In

DC Comics

In this series written by Grant Morrison, Clark Kent goes to prison to interview Lex Luthor. They’re both trapped in prison when the energy-absorbing villain Parasite goes berserk. He senses Superman's power and it's a meal he just can't resist.

During the escape, Luthor and Kent talk about Superman. He gives a fascinating argument that Superman is making a mockery of the human race. It gives a great view of Luthor’s sympathetic reasoning behind destroying Superman.

In the end, his hatred for Superman goes beyond all understanding. But, by the end of the mini-series, he comes to understand Superman better than ever.

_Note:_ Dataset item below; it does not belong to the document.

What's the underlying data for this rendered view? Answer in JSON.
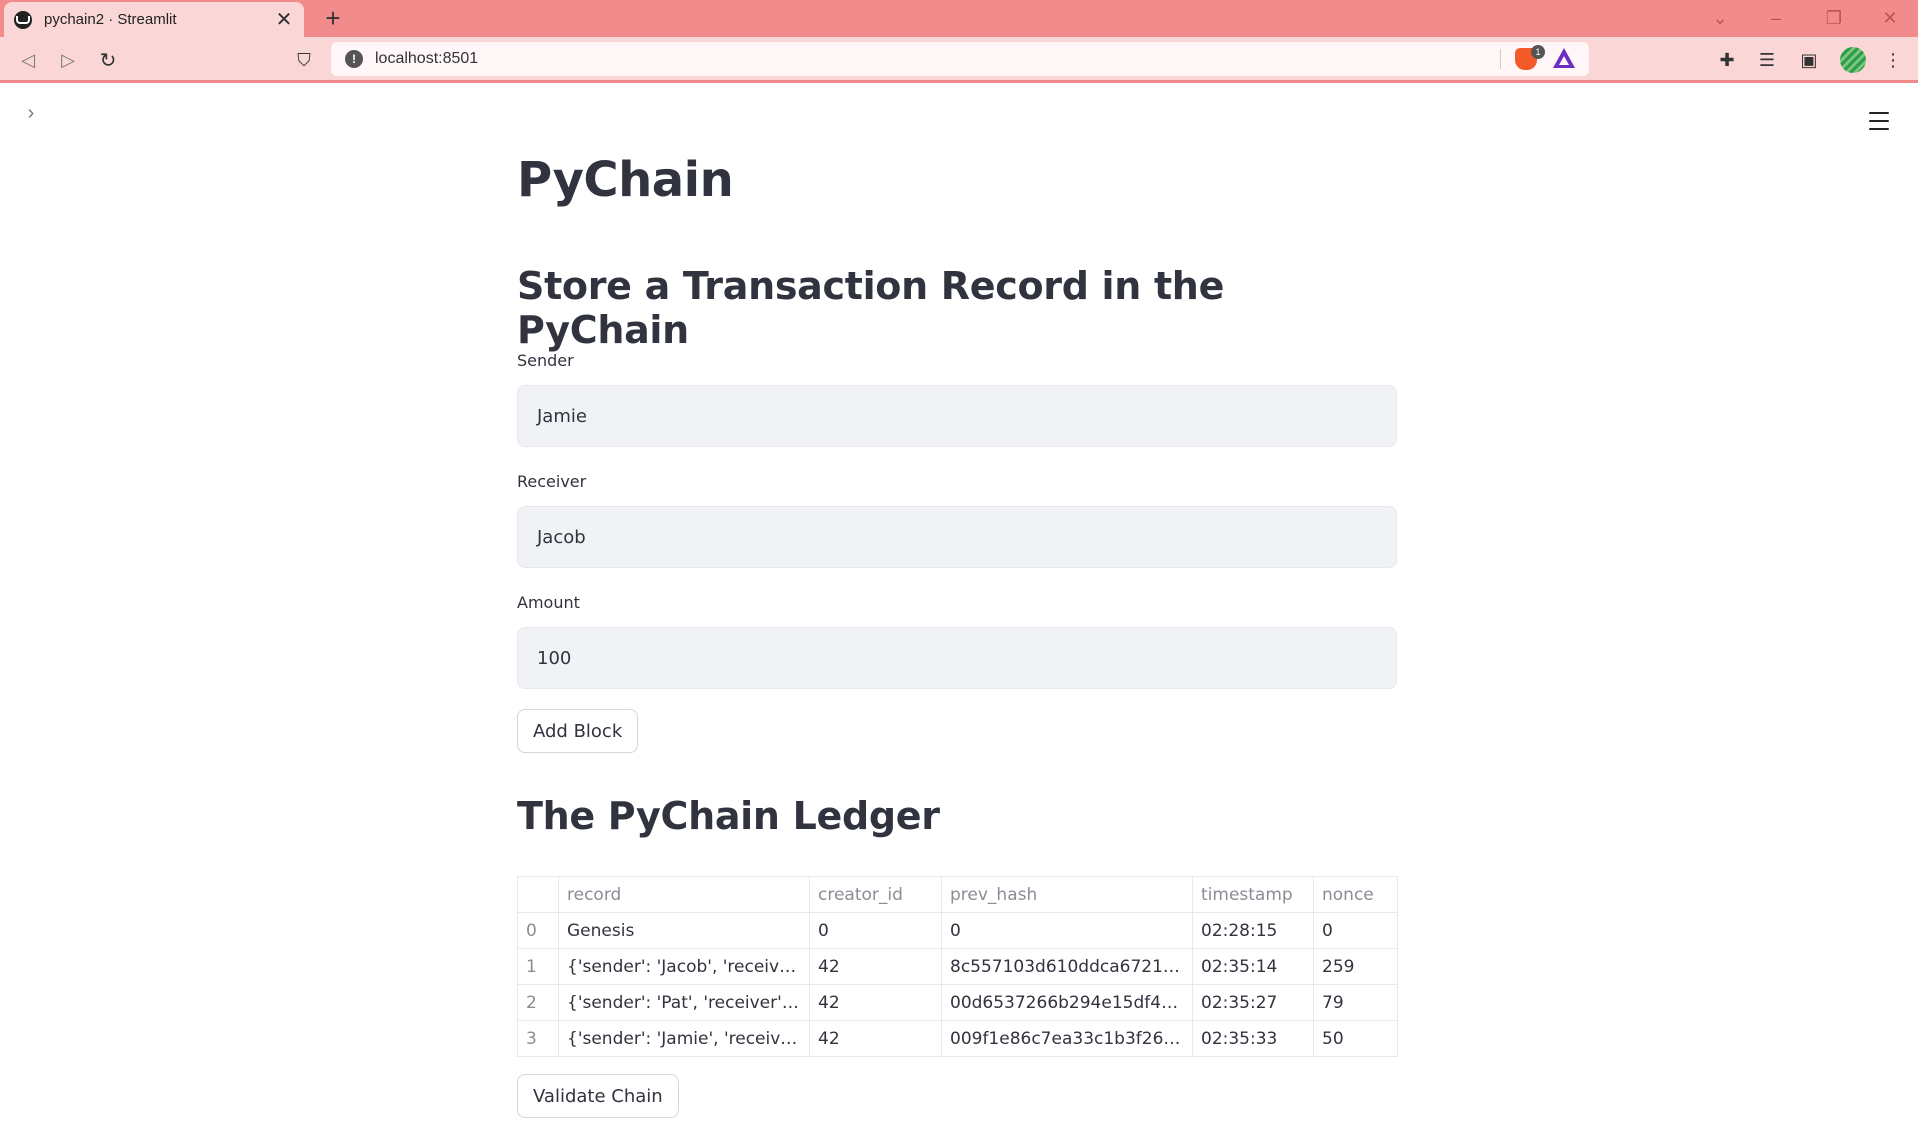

While this story doesn’t fall within the continuity of the comics, it fits perfectly with Luthor’s mindset. "All-Star Superman" won several awards including an Eisner Award, Harvey Awards, and Eagle Award. So, that in itself makes it a must-read.